- **TASK TO CARRY OUT**: Search the data for "vehicle" and copy every matching line.

*** INFORMATION SUPPLIED Section Begins ***

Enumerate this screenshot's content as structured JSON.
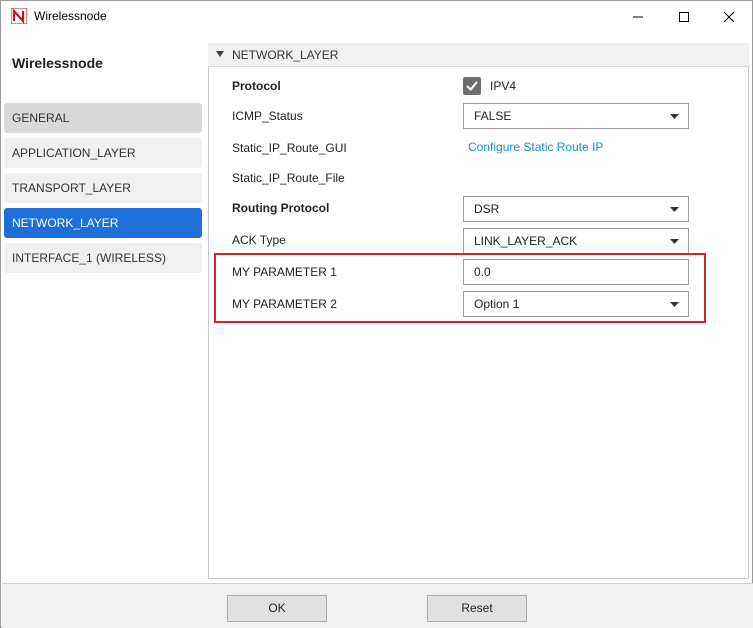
{
  "window": {
    "title": "Wirelessnode",
    "icon": "netsim-logo-icon",
    "controls": [
      "minimize-icon",
      "maximize-icon",
      "close-icon"
    ]
  },
  "sidebar": {
    "title": "Wirelessnode",
    "items": [
      {
        "label": "GENERAL",
        "state": "hover"
      },
      {
        "label": "APPLICATION_LAYER",
        "state": "normal"
      },
      {
        "label": "TRANSPORT_LAYER",
        "state": "normal"
      },
      {
        "label": "NETWORK_LAYER",
        "state": "selected"
      },
      {
        "label": "INTERFACE_1 (WIRELESS)",
        "state": "normal"
      }
    ]
  },
  "section": {
    "title": "NETWORK_LAYER",
    "rows": {
      "protocol": {
        "label": "Protocol",
        "checkbox_label": "IPV4",
        "checked": true
      },
      "icmp_status": {
        "label": "ICMP_Status",
        "value": "FALSE"
      },
      "static_ip_route_gui": {
        "label": "Static_IP_Route_GUI",
        "link": "Configure Static Route IP"
      },
      "static_ip_route_file": {
        "label": "Static_IP_Route_File"
      },
      "routing_protocol": {
        "label": "Routing Protocol",
        "value": "DSR"
      },
      "ack_type": {
        "label": "ACK Type",
        "value": "LINK_LAYER_ACK"
      },
      "my_parameter_1": {
        "label": "MY PARAMETER 1",
        "value": "0.0"
      },
      "my_parameter_2": {
        "label": "MY PARAMETER 2",
        "value": "Option 1"
      }
    }
  },
  "footer": {
    "ok_label": "OK",
    "reset_label": "Reset"
  },
  "colors": {
    "accent": "#1e6fd9",
    "link": "#1a8cc8",
    "highlight": "#d0252e"
  }
}
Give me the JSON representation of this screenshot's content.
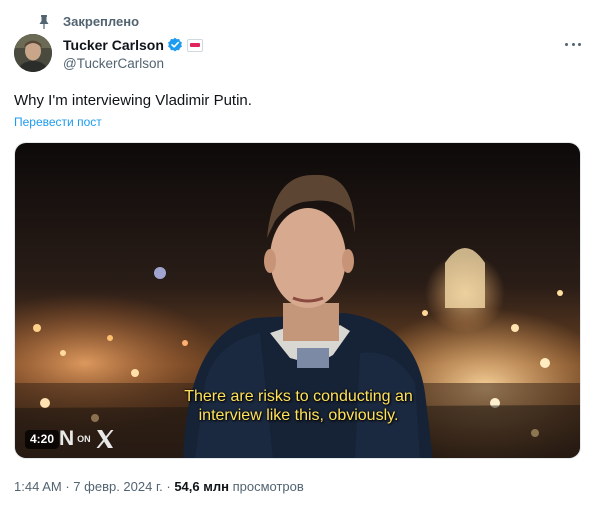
{
  "pinned": {
    "label": "Закреплено",
    "icon": "pin-icon"
  },
  "author": {
    "name": "Tucker Carlson",
    "handle": "@TuckerCarlson",
    "verified_color": "#1d9bf0",
    "affiliate_badge_color": "#e0245e"
  },
  "tweet": {
    "text": "Why I'm interviewing Vladimir Putin.",
    "translate_label": "Перевести пост"
  },
  "video": {
    "subtitle_line1": "There are risks to conducting an",
    "subtitle_line2": "interview like this, obviously.",
    "duration": "4:20",
    "watermark_n": "N",
    "watermark_on": "ON",
    "subtitle_color": "#ffe15a"
  },
  "meta": {
    "time": "1:44 AM",
    "sep": "·",
    "date": "7 февр. 2024 г.",
    "views_count": "54,6 млн",
    "views_label": "просмотров"
  }
}
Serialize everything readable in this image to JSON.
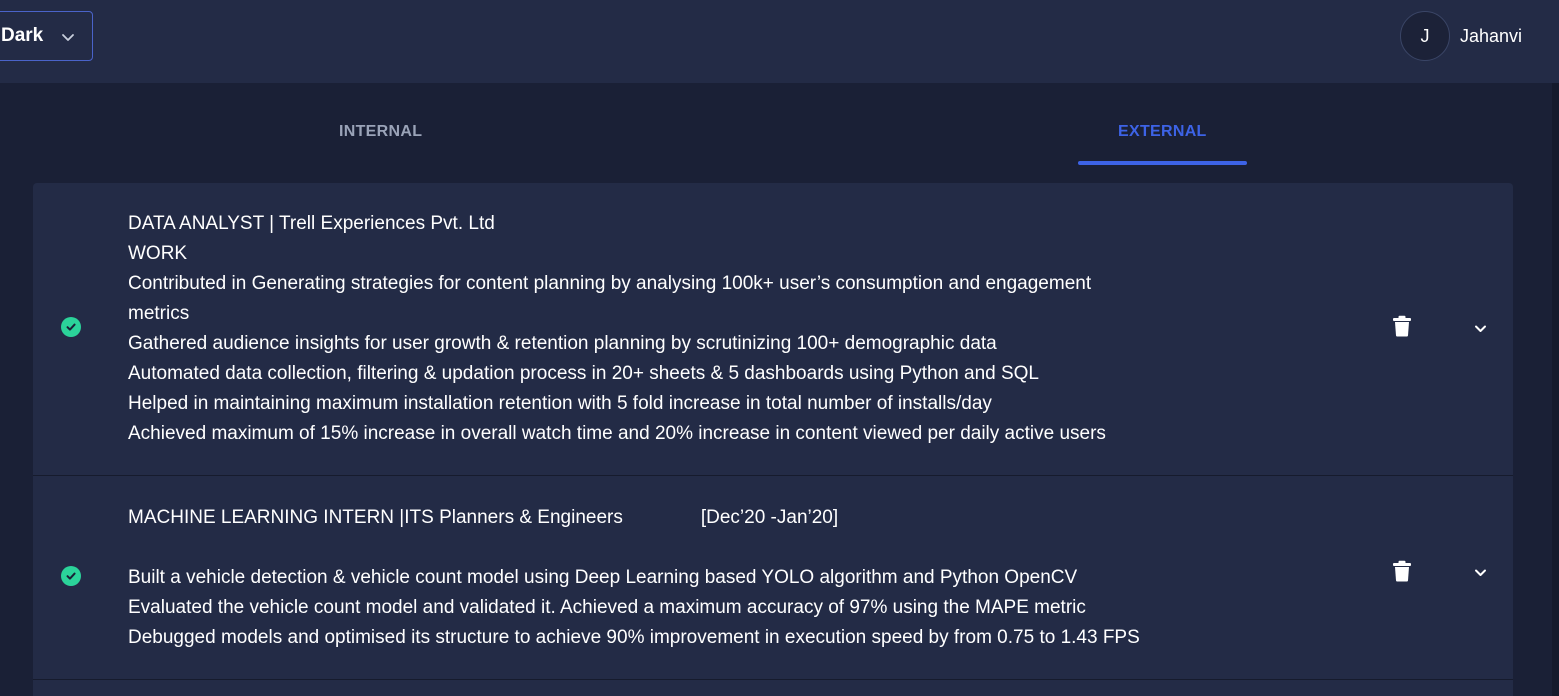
{
  "header": {
    "theme_select": {
      "value": "Dark"
    },
    "user": {
      "avatar_initial": "J",
      "name": "Jahanvi"
    }
  },
  "tabs": [
    {
      "label": "INTERNAL",
      "active": false
    },
    {
      "label": "EXTERNAL",
      "active": true
    }
  ],
  "colors": {
    "accent": "#3d63e6",
    "success": "#2bd39a",
    "background": "#1a2036",
    "card": "#232b46"
  },
  "experiences": [
    {
      "status_icon": "check-circle-icon",
      "title": "DATA ANALYST | Trell Experiences Pvt. Ltd",
      "lines": [
        "WORK",
        " Contributed in Generating strategies for content planning by analysing 100k+ user’s consumption and engagement",
        "metrics",
        " Gathered audience insights for user growth & retention planning by scrutinizing 100+ demographic data",
        " Automated data collection, filtering & updation process in 20+ sheets & 5 dashboards using Python and SQL",
        " Helped in maintaining maximum installation retention with 5 fold increase in total number of installs/day",
        " Achieved maximum of 15% increase in overall watch time and 20% increase in content viewed per daily active users"
      ]
    },
    {
      "status_icon": "check-circle-icon",
      "title": "MACHINE LEARNING INTERN |ITS Planners & Engineers",
      "date": "[Dec’20 -Jan’20]",
      "lines": [
        "Built a vehicle detection & vehicle count model using Deep Learning based YOLO algorithm and Python OpenCV",
        "Evaluated the vehicle count model and validated it.  Achieved a maximum accuracy of 97% using the MAPE metric",
        "Debugged models and optimised its structure to achieve 90% improvement in execution speed by from 0.75 to 1.43 FPS"
      ]
    }
  ]
}
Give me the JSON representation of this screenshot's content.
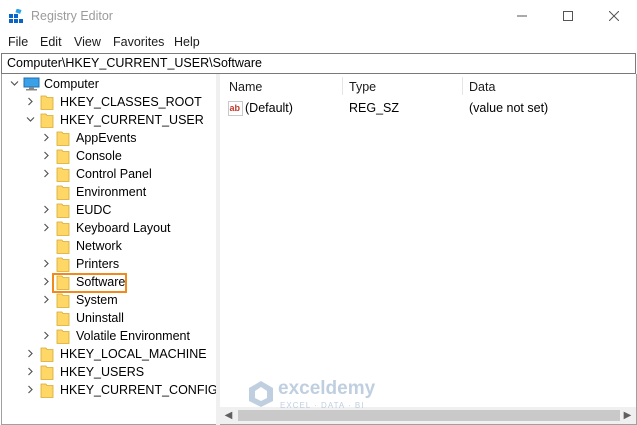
{
  "window": {
    "title": "Registry Editor"
  },
  "menu": [
    "File",
    "Edit",
    "View",
    "Favorites",
    "Help"
  ],
  "address": "Computer\\HKEY_CURRENT_USER\\Software",
  "tree": {
    "root": "Computer",
    "hives_top": [
      "HKEY_CLASSES_ROOT",
      "HKEY_CURRENT_USER"
    ],
    "current_user_children": [
      "AppEvents",
      "Console",
      "Control Panel",
      "Environment",
      "EUDC",
      "Keyboard Layout",
      "Network",
      "Printers",
      "Software",
      "System",
      "Uninstall",
      "Volatile Environment"
    ],
    "hives_bottom": [
      "HKEY_LOCAL_MACHINE",
      "HKEY_USERS",
      "HKEY_CURRENT_CONFIG"
    ],
    "selected": "Software"
  },
  "list": {
    "columns": [
      "Name",
      "Type",
      "Data"
    ],
    "rows": [
      {
        "name": "(Default)",
        "type": "REG_SZ",
        "data": "(value not set)",
        "icon": "string-value-icon"
      }
    ]
  },
  "watermark": {
    "name": "exceldemy",
    "sub": "EXCEL · DATA · BI"
  },
  "colors": {
    "selection_outline": "#f08a1c",
    "folder": "#ffd767",
    "accent": "#0078d7"
  }
}
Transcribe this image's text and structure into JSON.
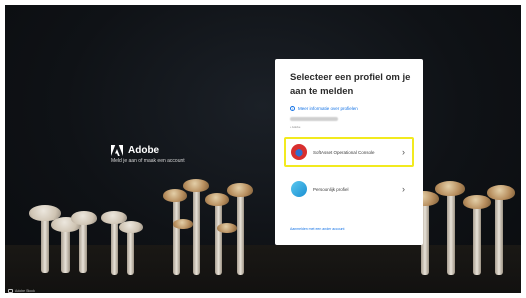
{
  "brand": {
    "name": "Adobe",
    "subtitle": "Meld je aan of maak een account"
  },
  "card": {
    "title": "Selecteer een profiel om je aan te melden",
    "info_link": "Meer informatie over profielen",
    "email_sub": "• Adobe",
    "profiles": [
      {
        "label": "SoftAsset Operational Console",
        "selected": true
      },
      {
        "label": "Persoonlijk profiel",
        "selected": false
      }
    ],
    "create_link": "Aanmelden met een ander account"
  },
  "footer": {
    "text": "Adobe Stock"
  },
  "colors": {
    "accent": "#1473e6",
    "highlight": "#f2ea1f",
    "background": "#0f1216"
  },
  "icons": [
    "adobe-logo-icon",
    "info-icon",
    "chevron-right-icon",
    "org-avatar-icon",
    "personal-avatar-icon"
  ]
}
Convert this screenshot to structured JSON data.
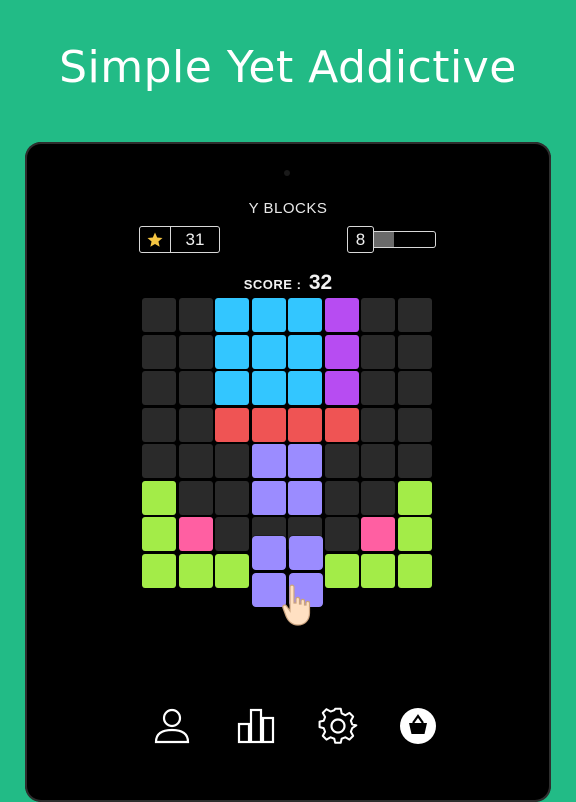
{
  "promo": {
    "headline": "Simple Yet Addictive"
  },
  "colors": {
    "background": "#22bb86",
    "empty": "#2a2a2a",
    "cyan": "#33c6ff",
    "purple": "#b74cf2",
    "red": "#ef5454",
    "lavender": "#9b8cff",
    "lime": "#a3ec48",
    "pink": "#ff5fa2"
  },
  "game": {
    "title": "Y BLOCKS",
    "stars": "31",
    "level": "8",
    "level_progress": 0.32,
    "score_label": "SCORE :",
    "score_value": "32"
  },
  "board": {
    "rows": [
      [
        "empty",
        "empty",
        "cyan",
        "cyan",
        "cyan",
        "purple",
        "empty",
        "empty"
      ],
      [
        "empty",
        "empty",
        "cyan",
        "cyan",
        "cyan",
        "purple",
        "empty",
        "empty"
      ],
      [
        "empty",
        "empty",
        "cyan",
        "cyan",
        "cyan",
        "purple",
        "empty",
        "empty"
      ],
      [
        "empty",
        "empty",
        "red",
        "red",
        "red",
        "red",
        "empty",
        "empty"
      ],
      [
        "empty",
        "empty",
        "empty",
        "lavender",
        "lavender",
        "empty",
        "empty",
        "empty"
      ],
      [
        "lime",
        "empty",
        "empty",
        "lavender",
        "lavender",
        "empty",
        "empty",
        "lime"
      ],
      [
        "lime",
        "pink",
        "empty",
        "empty",
        "empty",
        "empty",
        "pink",
        "lime"
      ],
      [
        "lime",
        "lime",
        "lime",
        "none",
        "none",
        "lime",
        "lime",
        "lime"
      ]
    ],
    "dragged_piece": {
      "color": "lavender",
      "shape": "2x2 square"
    }
  },
  "nav": {
    "items": [
      {
        "name": "profile",
        "icon": "person-icon"
      },
      {
        "name": "leaderboard",
        "icon": "bar-chart-icon"
      },
      {
        "name": "settings",
        "icon": "gear-icon"
      },
      {
        "name": "shop",
        "icon": "basket-icon"
      }
    ]
  }
}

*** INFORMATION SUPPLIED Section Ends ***

- **FINISHED EXERCISE**:
        "Built a vehicle detection & vehicle count model using Deep Learning based YOLO algorithm and Python OpenCV",
        "Evaluated the vehicle count model and validated it.  Achieved a maximum accuracy of 97% using the MAPE metric",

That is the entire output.